Lt. Gov. Dan Patrick's office on Friday announced new committee members. Among the new chairs: State Sen. Larry Taylor, R-Friendswood, who will lead the Senate Education Committee.
The Texas Supreme Court convenes in the House chamber for a special ceremony on November 11, 2013.
Giving both sides time to file briefs and responses will tie up the school finance lawsuit for at least another six months. Then come oral arguments, and the case could easily stretch into next year.
Texas Commissioner of Education Michael Williams answers a question at TribLive on Jan. 10, 2013.

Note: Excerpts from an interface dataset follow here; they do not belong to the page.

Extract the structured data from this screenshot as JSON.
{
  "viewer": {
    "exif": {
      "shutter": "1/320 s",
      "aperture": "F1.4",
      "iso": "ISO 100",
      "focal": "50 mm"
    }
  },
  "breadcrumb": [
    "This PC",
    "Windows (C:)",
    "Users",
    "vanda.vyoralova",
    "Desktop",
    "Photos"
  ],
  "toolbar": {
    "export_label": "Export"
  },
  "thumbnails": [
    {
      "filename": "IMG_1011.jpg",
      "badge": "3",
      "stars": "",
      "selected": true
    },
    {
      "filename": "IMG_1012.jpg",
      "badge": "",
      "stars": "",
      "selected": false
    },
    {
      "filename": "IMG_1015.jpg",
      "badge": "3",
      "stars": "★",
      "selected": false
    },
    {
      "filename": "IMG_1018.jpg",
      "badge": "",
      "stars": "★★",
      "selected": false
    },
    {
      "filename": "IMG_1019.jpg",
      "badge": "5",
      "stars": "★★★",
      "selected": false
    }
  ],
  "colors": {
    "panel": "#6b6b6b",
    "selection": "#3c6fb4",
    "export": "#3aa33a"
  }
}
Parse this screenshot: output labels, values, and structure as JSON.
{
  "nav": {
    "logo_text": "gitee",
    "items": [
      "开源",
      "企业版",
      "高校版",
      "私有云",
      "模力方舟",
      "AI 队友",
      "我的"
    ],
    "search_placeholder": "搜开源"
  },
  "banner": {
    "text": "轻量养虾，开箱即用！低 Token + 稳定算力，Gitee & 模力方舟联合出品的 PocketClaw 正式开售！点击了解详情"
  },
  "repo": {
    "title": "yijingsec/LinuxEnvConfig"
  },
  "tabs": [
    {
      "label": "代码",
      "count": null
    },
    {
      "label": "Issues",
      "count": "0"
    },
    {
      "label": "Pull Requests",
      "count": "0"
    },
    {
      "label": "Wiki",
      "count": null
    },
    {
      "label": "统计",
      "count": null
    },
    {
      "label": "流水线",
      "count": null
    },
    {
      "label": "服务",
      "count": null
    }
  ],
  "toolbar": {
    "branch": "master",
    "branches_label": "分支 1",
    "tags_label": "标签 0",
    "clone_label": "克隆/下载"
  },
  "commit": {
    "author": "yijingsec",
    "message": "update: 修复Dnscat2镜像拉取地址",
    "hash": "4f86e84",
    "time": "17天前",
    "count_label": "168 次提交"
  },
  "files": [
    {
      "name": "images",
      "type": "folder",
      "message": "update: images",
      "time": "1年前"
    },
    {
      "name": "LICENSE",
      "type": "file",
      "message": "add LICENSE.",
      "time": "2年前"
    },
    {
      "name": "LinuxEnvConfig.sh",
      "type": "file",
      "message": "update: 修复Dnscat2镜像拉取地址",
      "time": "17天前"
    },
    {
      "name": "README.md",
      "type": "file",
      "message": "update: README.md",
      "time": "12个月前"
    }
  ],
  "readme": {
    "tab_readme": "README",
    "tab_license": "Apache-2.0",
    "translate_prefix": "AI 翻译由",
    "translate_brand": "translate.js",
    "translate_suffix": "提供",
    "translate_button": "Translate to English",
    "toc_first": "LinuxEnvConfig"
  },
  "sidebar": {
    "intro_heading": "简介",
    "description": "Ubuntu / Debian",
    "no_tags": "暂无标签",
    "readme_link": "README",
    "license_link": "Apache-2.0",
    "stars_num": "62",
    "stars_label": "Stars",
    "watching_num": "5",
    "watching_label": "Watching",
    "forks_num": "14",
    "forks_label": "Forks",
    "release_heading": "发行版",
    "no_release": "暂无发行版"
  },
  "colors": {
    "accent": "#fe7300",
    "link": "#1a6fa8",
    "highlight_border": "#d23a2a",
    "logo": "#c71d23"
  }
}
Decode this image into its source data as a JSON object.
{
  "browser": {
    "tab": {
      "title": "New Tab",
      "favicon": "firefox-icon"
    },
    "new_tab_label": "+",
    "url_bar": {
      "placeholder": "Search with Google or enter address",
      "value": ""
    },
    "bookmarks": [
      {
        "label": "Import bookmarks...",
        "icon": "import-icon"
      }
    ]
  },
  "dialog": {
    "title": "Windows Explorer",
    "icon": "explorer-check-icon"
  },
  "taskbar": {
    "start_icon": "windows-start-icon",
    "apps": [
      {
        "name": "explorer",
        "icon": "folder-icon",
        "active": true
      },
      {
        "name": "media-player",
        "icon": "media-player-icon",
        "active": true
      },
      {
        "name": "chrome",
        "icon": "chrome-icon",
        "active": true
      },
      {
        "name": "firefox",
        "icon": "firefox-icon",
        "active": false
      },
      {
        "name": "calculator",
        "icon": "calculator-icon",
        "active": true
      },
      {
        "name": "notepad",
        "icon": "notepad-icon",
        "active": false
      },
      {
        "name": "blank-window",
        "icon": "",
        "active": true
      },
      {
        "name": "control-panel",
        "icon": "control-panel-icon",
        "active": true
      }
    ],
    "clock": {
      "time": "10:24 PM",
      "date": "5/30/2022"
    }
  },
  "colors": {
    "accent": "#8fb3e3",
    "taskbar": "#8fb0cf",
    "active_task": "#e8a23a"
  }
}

Rejecting a proposed Texas educator evaluation system, federal officials raised concerns about the lack of information tying standardized test results to measuring educator performance. The rejection puts the state's No Child Left Behind waiver in danger.
Lt. Gov. Dan Patrick, left, with State Sen. Kevin Eltife, R-Tyler, sponsor of the resolution that changed Senate voting rules on Jan. 21, 2015.
With a new lieutenant governor installed for the first time in over a decade Wednesday — and over the cries of Democrats — the Texas Senate voted to break from an almost 70-year tradition intended to encourage compromise among its members.
Gov. Greg Abbott and his family greet the crowd at the 2015 Texas Inaugural Ball on Jan. 20, 2015.
Three different musical acts — along with six cash bars — entertained an estimated 10,000 guests including lawmakers from both parties, legislative staff, Capitol lobbyists and some of the state’s top political donors.
Dan Patrick at a press conference on Jan. 15, 2015.
The companies owned and operated by many of the people Lt. Gov. Dan Patrick has appointed to his new advisory council heavily lobby the Legislature and rake in millions of dollars in state contracts.